Task directions> Your response must be made up of each line in the data below that contains the string "drop".

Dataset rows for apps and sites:

※ ※ ※

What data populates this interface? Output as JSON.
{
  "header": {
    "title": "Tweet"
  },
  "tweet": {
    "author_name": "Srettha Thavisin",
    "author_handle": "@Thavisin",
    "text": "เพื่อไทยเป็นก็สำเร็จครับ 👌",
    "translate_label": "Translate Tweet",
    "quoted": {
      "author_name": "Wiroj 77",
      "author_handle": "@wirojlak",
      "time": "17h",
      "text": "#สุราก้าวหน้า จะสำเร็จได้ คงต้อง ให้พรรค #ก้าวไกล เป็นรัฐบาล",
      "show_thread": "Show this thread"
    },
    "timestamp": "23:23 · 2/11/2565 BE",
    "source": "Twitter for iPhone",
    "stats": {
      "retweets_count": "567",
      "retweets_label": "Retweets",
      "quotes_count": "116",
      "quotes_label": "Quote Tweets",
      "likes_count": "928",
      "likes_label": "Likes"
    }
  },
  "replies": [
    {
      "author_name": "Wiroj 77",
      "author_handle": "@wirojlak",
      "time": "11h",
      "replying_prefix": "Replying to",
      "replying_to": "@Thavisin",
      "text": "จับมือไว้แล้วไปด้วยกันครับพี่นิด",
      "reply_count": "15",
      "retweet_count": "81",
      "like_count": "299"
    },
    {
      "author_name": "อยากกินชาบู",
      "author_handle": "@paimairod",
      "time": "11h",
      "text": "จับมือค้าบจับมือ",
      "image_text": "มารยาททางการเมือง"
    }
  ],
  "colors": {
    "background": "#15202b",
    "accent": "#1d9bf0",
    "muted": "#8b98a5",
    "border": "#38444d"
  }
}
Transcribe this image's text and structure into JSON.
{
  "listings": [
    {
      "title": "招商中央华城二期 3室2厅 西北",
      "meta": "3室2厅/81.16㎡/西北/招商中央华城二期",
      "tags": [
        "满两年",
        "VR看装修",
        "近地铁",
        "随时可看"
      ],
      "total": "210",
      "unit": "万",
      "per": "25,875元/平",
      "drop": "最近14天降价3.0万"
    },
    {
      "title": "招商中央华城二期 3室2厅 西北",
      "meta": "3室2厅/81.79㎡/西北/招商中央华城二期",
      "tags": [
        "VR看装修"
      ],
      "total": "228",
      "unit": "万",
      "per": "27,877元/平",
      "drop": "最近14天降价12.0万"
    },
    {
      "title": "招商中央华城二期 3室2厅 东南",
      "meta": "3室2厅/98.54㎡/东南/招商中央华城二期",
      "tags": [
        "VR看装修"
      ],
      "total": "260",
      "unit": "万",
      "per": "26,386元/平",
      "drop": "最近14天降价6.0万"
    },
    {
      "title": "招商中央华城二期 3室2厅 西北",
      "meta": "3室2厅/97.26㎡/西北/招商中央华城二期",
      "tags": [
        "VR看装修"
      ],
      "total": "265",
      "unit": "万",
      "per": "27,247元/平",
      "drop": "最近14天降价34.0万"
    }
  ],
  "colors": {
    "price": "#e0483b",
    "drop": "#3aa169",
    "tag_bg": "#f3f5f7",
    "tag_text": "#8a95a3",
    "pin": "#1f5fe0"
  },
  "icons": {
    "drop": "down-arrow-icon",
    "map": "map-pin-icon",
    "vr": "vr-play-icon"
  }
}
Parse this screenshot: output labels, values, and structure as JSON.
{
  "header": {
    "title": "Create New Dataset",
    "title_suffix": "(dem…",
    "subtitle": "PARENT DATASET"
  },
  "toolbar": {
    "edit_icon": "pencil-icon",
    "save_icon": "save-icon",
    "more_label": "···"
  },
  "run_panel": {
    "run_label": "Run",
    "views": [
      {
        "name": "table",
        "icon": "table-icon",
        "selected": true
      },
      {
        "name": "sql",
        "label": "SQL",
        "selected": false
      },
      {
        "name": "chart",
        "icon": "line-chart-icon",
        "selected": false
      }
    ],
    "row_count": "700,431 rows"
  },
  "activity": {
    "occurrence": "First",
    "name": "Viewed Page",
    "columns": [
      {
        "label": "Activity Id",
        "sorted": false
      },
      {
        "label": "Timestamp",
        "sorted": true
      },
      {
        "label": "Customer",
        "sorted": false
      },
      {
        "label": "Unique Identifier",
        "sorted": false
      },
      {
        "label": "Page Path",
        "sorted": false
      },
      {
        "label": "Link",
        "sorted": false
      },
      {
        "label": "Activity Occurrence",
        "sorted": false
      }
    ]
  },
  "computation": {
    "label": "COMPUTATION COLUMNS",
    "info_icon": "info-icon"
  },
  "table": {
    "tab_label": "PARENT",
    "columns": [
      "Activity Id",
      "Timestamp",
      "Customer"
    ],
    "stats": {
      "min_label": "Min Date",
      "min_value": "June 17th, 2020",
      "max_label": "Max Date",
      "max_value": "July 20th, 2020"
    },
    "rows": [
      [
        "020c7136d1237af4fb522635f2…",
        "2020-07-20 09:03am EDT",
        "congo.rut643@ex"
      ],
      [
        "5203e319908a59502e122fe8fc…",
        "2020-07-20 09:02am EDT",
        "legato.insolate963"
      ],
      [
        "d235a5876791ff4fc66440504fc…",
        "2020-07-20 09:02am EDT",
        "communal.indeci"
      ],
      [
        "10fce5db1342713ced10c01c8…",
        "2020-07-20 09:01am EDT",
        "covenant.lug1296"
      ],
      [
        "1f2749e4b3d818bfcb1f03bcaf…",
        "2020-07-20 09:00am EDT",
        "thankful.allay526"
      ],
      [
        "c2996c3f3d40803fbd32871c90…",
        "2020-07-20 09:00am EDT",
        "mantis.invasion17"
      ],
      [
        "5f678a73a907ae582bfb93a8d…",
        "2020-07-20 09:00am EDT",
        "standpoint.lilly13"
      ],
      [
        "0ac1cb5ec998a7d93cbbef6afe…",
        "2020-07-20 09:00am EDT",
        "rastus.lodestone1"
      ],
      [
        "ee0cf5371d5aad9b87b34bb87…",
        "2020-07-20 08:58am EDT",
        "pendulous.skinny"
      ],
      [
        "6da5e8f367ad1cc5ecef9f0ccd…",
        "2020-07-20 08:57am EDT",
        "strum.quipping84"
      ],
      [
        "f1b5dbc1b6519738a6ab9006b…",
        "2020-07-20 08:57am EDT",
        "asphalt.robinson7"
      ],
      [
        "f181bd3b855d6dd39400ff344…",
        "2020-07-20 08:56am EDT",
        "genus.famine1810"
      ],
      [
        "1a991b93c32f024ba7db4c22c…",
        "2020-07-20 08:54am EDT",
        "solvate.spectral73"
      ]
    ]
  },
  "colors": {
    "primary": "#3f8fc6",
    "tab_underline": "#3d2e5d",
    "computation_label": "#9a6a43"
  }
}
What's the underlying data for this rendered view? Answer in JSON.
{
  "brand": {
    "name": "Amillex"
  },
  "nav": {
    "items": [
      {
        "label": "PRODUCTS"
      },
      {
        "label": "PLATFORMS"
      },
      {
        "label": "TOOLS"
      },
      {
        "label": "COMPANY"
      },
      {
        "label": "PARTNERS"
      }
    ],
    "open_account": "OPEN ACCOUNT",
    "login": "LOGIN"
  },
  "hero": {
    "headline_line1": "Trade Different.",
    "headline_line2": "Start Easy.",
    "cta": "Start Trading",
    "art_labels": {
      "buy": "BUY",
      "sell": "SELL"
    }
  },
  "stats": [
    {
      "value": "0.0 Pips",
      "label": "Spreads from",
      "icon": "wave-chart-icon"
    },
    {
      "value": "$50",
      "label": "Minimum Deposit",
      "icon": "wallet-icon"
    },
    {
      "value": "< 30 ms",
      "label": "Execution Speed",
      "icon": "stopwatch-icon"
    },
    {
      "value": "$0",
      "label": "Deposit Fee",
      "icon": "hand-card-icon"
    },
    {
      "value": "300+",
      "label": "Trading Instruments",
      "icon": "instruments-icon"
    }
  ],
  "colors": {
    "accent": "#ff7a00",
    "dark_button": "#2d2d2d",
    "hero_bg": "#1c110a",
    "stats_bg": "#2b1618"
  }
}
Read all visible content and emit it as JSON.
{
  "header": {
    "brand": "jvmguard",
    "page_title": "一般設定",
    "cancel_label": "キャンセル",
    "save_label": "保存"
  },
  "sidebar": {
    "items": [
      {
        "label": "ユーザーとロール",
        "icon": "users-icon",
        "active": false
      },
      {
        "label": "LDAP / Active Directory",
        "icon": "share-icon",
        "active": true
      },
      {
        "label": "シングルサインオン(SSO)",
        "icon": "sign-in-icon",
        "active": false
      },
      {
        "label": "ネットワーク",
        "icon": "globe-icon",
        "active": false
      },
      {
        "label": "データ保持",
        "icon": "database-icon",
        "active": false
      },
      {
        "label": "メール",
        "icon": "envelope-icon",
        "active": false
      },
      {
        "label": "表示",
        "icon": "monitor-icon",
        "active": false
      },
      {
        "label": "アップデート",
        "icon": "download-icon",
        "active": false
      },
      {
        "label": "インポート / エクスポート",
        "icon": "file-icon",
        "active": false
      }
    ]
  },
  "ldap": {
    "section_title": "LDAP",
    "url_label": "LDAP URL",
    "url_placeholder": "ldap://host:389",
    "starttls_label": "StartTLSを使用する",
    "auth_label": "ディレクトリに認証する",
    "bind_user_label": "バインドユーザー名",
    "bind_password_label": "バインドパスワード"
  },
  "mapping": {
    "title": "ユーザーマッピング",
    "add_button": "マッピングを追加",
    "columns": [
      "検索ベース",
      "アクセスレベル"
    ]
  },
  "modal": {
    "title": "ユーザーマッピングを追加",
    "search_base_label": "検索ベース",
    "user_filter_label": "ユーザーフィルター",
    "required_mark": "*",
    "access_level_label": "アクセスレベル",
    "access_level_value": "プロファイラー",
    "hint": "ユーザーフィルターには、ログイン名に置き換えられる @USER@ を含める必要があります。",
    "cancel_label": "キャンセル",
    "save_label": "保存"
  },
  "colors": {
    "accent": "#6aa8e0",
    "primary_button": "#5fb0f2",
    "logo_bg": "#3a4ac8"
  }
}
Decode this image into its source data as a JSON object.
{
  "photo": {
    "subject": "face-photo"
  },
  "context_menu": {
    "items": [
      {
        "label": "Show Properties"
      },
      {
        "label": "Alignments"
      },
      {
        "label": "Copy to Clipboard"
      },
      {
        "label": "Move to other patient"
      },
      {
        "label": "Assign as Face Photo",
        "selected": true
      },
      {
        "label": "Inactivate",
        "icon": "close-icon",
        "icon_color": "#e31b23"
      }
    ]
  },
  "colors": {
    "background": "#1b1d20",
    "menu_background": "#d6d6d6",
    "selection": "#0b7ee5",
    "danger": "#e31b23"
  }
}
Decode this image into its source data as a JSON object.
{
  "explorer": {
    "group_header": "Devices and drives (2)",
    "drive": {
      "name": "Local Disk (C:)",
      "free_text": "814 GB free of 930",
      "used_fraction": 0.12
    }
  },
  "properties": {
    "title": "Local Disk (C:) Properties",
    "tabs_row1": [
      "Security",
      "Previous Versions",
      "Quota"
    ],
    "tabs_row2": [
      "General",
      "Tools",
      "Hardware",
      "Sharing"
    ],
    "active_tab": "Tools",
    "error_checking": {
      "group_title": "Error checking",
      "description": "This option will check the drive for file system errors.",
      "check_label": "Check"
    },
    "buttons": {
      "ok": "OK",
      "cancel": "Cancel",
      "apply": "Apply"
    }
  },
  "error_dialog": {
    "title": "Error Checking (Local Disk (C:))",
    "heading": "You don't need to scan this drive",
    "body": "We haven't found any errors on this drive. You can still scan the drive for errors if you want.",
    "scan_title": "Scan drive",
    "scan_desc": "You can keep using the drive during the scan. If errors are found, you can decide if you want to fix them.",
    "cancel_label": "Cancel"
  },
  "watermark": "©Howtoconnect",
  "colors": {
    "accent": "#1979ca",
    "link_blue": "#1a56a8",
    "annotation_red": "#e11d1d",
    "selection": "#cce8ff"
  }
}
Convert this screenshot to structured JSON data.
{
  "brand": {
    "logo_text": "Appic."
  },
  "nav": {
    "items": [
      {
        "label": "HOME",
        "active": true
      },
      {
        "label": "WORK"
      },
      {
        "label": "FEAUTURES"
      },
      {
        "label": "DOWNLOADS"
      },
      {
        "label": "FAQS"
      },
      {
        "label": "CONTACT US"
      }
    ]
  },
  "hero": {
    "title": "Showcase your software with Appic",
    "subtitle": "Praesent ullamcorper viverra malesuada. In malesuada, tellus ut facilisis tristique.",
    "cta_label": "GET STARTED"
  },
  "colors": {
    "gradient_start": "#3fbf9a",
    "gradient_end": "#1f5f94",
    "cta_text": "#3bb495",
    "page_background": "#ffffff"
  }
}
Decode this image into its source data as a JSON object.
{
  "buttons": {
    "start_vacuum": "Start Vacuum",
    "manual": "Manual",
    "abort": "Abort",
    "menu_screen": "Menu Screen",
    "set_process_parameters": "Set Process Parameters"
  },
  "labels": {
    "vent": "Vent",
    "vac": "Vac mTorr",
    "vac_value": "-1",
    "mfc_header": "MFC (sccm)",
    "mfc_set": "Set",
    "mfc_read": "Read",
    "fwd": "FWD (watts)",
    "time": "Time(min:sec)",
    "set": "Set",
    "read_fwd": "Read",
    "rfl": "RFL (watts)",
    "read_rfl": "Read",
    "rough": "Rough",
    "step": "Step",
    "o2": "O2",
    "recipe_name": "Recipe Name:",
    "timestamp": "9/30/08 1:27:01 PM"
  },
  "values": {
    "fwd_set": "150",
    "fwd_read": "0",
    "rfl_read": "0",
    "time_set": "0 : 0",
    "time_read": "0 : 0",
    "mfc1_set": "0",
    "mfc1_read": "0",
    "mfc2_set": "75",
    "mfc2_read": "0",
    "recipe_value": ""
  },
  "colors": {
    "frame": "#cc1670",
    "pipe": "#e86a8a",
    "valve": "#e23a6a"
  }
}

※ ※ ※

Final answer>
      "drop": "最近14天降价3.0万"
      "drop": "最近14天降价12.0万"
      "drop": "最近14天降价6.0万"
      "drop": "最近14天降价34.0万"
    "drop": "#3aa169",
    "drop": "down-arrow-icon",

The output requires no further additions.